= TASK GOAL =
Lines with the word "screenshot": copy all of them from the entries below.

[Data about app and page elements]
• • • •

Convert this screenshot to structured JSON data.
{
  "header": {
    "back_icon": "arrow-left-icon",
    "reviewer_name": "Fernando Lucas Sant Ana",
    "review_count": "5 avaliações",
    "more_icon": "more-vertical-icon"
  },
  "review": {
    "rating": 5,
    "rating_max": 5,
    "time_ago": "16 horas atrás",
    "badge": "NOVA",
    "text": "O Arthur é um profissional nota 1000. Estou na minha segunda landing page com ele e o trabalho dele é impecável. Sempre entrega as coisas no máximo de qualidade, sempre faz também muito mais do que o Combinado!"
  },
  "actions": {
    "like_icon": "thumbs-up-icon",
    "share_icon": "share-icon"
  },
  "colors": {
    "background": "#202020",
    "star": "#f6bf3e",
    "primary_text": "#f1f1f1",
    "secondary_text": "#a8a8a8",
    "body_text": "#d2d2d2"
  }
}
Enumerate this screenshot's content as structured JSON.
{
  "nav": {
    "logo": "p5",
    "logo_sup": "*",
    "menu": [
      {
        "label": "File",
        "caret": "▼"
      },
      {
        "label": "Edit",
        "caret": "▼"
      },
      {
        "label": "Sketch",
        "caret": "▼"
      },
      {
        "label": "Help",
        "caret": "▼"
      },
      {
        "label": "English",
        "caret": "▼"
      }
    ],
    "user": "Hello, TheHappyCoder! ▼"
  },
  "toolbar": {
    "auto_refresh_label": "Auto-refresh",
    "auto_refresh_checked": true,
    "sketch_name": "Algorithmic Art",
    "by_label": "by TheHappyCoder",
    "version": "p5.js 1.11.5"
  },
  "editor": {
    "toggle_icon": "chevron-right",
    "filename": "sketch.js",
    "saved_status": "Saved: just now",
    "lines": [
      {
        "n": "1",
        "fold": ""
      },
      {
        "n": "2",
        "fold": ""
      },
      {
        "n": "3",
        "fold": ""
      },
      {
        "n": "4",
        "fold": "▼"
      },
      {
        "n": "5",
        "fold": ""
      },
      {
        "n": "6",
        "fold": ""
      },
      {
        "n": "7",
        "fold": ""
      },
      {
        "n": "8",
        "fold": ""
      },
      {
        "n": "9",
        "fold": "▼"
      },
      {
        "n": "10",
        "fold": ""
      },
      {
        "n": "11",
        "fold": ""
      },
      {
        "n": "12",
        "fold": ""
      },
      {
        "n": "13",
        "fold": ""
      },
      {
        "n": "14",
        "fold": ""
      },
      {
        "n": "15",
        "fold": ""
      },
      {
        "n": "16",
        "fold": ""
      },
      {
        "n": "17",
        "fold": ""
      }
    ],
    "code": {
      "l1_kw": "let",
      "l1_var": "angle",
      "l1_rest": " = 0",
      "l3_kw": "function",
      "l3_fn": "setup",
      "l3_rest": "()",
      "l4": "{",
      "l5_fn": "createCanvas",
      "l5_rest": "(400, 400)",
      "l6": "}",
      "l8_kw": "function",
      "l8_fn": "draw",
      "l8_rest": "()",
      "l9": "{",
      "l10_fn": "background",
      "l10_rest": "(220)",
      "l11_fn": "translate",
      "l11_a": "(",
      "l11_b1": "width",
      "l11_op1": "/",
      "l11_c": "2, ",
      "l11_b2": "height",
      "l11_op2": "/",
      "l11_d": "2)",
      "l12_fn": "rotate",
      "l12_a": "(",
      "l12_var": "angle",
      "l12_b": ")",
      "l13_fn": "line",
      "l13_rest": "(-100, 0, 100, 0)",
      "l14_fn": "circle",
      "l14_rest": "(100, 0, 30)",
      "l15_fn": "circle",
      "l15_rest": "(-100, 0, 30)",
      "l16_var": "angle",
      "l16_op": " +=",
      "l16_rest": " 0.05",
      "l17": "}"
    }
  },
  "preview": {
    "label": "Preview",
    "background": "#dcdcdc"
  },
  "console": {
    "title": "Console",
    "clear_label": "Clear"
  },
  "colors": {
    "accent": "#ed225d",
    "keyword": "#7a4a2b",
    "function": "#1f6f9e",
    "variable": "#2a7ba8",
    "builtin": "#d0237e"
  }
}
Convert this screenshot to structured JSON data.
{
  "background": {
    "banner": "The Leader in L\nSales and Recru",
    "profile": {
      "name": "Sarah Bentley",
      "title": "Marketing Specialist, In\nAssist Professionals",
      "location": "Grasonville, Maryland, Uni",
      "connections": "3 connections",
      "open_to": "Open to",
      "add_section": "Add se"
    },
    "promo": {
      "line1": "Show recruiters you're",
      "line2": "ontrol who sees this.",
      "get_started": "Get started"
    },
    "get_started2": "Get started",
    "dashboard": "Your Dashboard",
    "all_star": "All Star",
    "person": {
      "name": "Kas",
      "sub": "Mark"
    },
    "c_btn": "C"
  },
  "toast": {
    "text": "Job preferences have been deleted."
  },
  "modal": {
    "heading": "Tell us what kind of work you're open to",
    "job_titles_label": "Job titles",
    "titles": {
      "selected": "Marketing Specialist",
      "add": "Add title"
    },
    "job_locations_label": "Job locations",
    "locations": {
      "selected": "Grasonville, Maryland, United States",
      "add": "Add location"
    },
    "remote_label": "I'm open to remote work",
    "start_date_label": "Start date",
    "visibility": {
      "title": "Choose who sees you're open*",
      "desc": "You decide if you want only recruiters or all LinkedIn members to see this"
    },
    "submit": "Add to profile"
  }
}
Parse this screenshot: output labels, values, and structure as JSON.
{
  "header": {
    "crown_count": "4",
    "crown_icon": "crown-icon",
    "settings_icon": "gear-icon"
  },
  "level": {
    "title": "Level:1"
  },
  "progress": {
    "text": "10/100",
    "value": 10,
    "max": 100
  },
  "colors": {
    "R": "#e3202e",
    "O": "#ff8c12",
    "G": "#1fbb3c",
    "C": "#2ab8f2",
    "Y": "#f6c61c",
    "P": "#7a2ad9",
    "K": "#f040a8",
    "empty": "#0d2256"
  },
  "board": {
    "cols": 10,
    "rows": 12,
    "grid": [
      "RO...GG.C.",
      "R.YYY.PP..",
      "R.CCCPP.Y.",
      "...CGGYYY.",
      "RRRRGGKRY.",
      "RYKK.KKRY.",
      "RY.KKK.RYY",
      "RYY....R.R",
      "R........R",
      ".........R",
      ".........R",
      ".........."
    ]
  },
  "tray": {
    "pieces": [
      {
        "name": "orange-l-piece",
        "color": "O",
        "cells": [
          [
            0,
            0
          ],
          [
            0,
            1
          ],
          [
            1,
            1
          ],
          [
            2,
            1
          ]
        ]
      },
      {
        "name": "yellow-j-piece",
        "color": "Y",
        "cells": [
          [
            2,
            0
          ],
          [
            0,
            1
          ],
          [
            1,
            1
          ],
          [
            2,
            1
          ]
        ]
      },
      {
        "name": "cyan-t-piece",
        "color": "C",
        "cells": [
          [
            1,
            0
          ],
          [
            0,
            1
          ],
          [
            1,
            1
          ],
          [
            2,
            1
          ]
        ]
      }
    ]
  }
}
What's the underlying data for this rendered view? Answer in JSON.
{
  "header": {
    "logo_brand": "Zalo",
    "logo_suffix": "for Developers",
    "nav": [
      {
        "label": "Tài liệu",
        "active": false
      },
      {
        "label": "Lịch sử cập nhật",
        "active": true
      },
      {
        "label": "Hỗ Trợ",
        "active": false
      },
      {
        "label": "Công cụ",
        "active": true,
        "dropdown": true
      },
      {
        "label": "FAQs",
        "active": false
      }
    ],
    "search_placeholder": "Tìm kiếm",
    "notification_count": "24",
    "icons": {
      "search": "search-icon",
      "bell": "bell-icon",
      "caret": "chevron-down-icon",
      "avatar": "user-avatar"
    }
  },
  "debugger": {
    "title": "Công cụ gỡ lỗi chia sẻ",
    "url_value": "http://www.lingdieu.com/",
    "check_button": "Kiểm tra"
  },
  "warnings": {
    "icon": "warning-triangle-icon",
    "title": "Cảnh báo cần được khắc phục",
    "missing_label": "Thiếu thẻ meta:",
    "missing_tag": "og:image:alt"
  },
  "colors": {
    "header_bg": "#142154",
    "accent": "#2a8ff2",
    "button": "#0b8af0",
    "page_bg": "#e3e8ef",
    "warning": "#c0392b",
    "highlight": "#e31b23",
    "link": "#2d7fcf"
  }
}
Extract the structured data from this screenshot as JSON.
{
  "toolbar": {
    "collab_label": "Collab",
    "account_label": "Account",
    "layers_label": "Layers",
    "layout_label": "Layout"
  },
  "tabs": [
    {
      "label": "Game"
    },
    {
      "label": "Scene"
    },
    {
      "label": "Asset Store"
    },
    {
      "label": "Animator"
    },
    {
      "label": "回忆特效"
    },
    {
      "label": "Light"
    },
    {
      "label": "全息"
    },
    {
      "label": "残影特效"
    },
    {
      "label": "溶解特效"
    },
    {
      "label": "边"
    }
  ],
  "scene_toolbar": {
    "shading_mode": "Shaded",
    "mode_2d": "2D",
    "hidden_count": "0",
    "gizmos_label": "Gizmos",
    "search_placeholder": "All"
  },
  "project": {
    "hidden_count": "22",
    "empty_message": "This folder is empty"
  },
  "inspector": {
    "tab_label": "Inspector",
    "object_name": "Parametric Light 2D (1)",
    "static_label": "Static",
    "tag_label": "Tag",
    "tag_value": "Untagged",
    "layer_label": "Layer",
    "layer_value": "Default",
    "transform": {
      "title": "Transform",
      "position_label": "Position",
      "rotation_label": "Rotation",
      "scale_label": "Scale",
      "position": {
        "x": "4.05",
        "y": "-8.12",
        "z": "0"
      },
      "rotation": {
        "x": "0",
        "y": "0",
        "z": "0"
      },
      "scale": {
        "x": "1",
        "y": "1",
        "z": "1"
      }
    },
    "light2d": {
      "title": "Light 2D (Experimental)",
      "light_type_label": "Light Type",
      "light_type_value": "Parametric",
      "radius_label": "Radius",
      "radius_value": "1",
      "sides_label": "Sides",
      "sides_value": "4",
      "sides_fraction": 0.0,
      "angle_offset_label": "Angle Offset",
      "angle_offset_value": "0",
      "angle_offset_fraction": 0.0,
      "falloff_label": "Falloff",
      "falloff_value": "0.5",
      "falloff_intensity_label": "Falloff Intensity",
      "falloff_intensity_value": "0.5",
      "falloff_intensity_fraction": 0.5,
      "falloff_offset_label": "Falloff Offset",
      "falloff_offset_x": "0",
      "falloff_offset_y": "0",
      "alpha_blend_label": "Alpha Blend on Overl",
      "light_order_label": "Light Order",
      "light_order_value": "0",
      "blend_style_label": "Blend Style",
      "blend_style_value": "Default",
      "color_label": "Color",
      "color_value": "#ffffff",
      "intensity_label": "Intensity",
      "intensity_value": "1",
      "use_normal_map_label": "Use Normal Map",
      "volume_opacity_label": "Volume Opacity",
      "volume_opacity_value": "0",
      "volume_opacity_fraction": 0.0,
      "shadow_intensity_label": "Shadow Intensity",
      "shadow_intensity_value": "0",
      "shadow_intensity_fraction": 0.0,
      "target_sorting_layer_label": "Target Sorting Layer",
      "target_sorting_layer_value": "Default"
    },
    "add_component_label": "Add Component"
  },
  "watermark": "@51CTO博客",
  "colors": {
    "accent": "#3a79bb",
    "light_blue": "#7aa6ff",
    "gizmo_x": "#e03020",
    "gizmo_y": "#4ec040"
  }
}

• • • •

= EXERCISE SOLUTION =
Convert this screenshot to structured JSON data.
Enumerate this screenshot's content as structured JSON.
Convert this screenshot to structured JSON data.
Parse this screenshot: output labels, values, and structure as JSON.
Extract the structured data from this screenshot as JSON.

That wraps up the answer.